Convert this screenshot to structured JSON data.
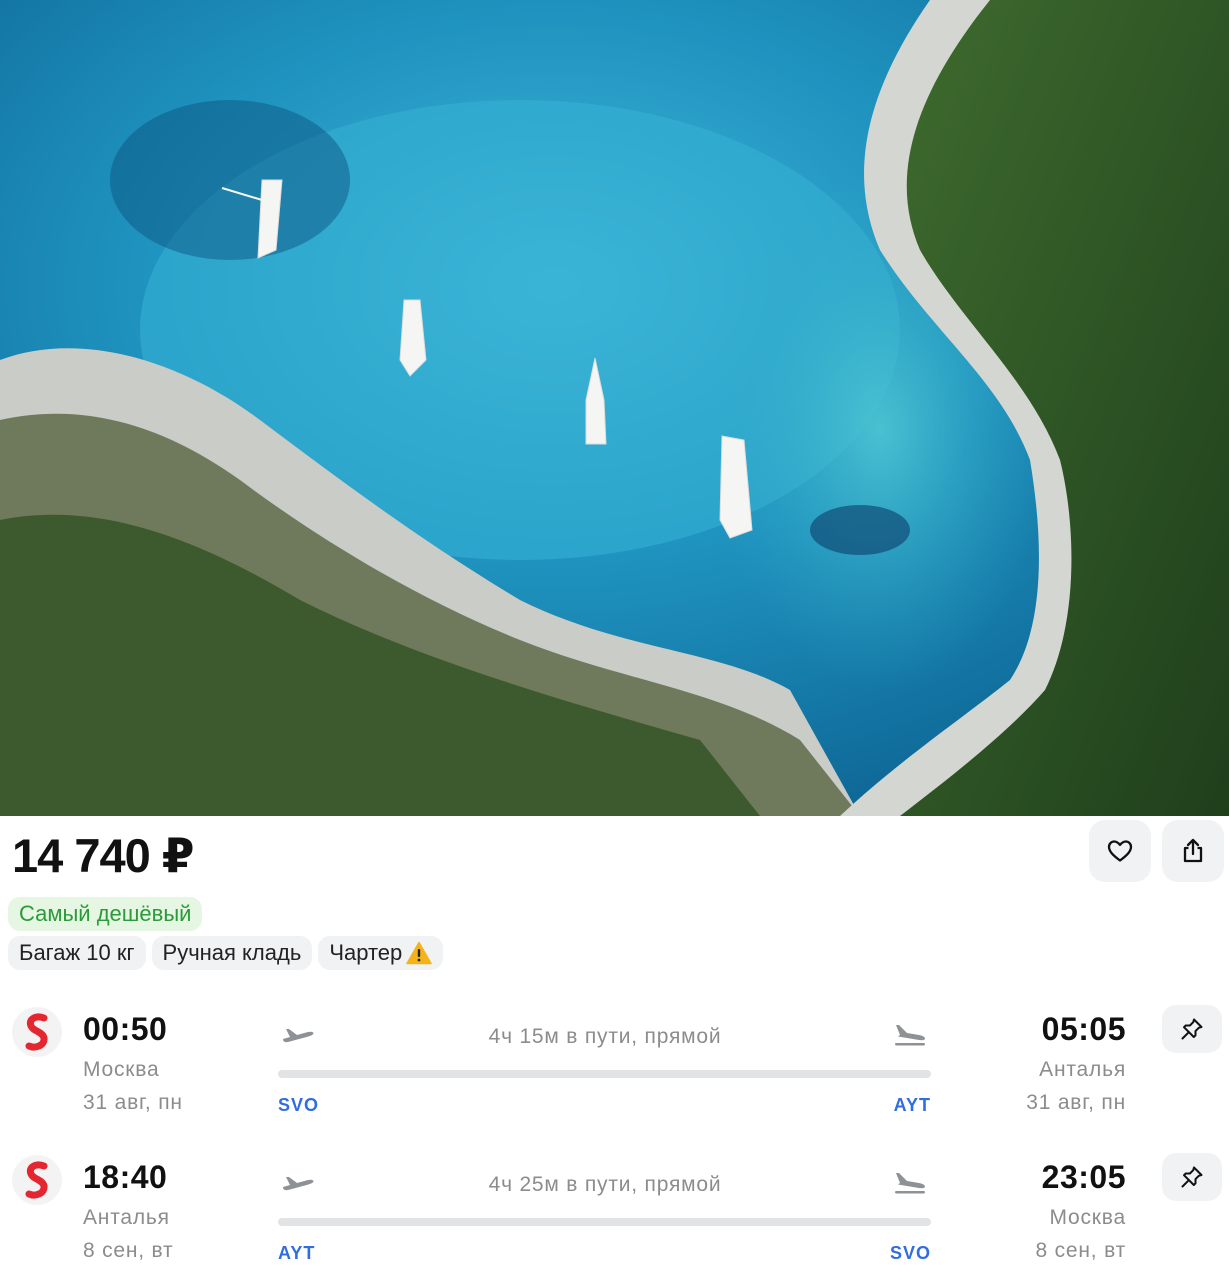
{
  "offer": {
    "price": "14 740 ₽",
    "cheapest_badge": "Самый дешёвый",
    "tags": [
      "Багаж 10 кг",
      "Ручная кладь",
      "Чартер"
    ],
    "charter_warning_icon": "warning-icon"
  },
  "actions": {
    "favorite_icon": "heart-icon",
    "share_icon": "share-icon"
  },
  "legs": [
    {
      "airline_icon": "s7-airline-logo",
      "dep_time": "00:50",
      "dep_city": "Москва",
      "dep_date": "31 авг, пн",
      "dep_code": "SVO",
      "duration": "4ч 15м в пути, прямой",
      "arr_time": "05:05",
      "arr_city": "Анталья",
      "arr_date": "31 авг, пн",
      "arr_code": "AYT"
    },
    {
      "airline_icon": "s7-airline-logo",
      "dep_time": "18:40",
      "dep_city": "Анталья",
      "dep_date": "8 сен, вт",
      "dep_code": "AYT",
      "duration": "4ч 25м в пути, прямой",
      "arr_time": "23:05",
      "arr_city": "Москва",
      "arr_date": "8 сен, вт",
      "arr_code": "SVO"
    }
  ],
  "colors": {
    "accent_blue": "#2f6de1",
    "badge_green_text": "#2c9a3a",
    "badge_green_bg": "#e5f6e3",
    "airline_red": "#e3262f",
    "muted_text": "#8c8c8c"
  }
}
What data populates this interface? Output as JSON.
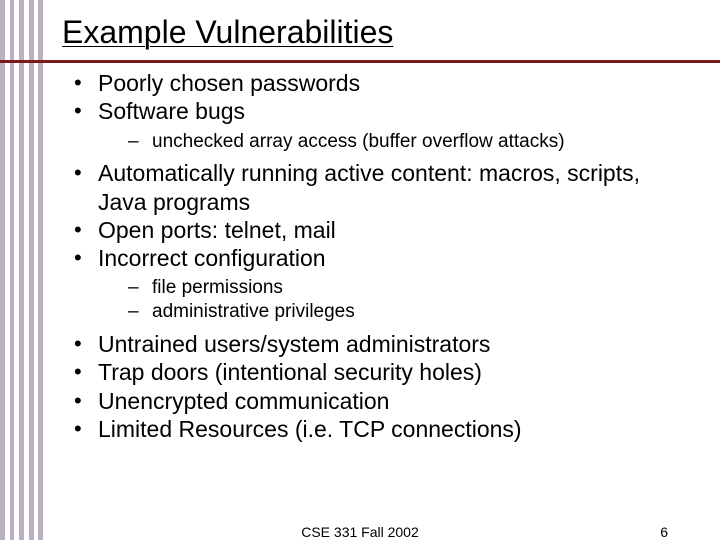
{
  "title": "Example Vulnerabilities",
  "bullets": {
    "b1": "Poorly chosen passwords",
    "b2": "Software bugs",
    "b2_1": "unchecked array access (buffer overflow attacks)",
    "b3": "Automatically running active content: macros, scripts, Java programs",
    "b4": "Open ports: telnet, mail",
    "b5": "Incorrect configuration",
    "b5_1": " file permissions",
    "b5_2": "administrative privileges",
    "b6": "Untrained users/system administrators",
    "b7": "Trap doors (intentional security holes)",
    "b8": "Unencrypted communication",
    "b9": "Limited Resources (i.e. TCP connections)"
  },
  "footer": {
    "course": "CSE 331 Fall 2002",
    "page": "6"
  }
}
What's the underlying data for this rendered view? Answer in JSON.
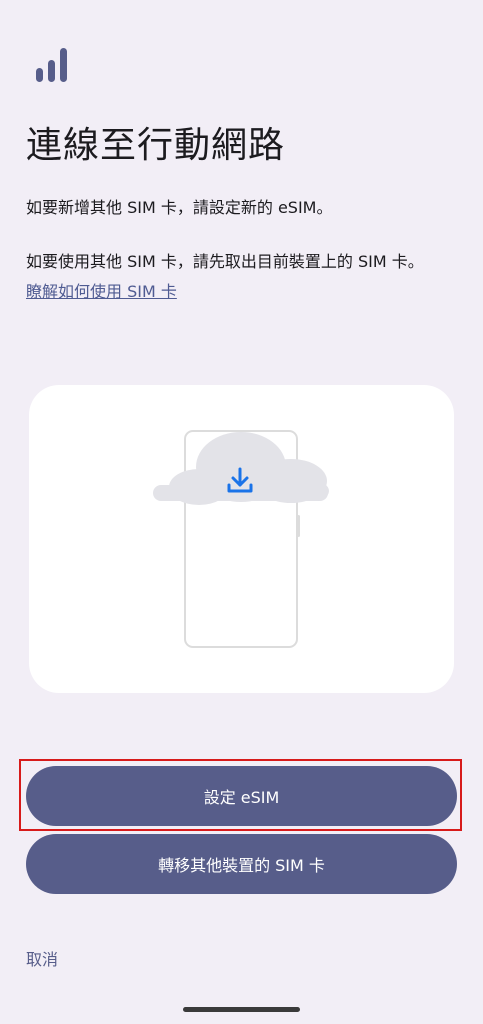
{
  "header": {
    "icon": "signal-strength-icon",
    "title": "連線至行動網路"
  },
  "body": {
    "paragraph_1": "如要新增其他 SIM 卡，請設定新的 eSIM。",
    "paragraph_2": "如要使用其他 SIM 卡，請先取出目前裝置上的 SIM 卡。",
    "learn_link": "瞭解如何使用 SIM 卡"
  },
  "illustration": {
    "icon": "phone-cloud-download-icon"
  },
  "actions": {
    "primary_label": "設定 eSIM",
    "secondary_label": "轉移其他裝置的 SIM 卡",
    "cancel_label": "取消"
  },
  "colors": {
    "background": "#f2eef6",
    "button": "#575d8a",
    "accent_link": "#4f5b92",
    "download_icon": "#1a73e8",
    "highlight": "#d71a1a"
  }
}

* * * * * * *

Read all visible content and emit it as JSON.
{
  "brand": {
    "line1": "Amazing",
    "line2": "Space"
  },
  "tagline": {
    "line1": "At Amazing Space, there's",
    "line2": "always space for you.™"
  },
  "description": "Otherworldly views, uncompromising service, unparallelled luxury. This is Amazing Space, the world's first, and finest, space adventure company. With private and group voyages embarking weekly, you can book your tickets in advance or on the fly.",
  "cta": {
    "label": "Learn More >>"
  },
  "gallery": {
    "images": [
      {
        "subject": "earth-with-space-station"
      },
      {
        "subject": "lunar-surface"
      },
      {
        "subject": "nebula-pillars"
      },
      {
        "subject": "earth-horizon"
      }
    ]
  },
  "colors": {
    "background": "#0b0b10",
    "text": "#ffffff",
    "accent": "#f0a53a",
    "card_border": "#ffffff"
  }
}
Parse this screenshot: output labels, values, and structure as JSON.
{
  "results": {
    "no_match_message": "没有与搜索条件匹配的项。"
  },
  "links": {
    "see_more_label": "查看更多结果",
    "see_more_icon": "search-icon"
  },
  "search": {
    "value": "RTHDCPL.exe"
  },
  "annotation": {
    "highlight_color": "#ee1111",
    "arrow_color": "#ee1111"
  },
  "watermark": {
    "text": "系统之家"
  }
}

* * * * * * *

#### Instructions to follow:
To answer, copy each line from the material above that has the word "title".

#### Output of the exercise:
  "title": "Example Vulnerabilities",
    "title": "連線至行動網路"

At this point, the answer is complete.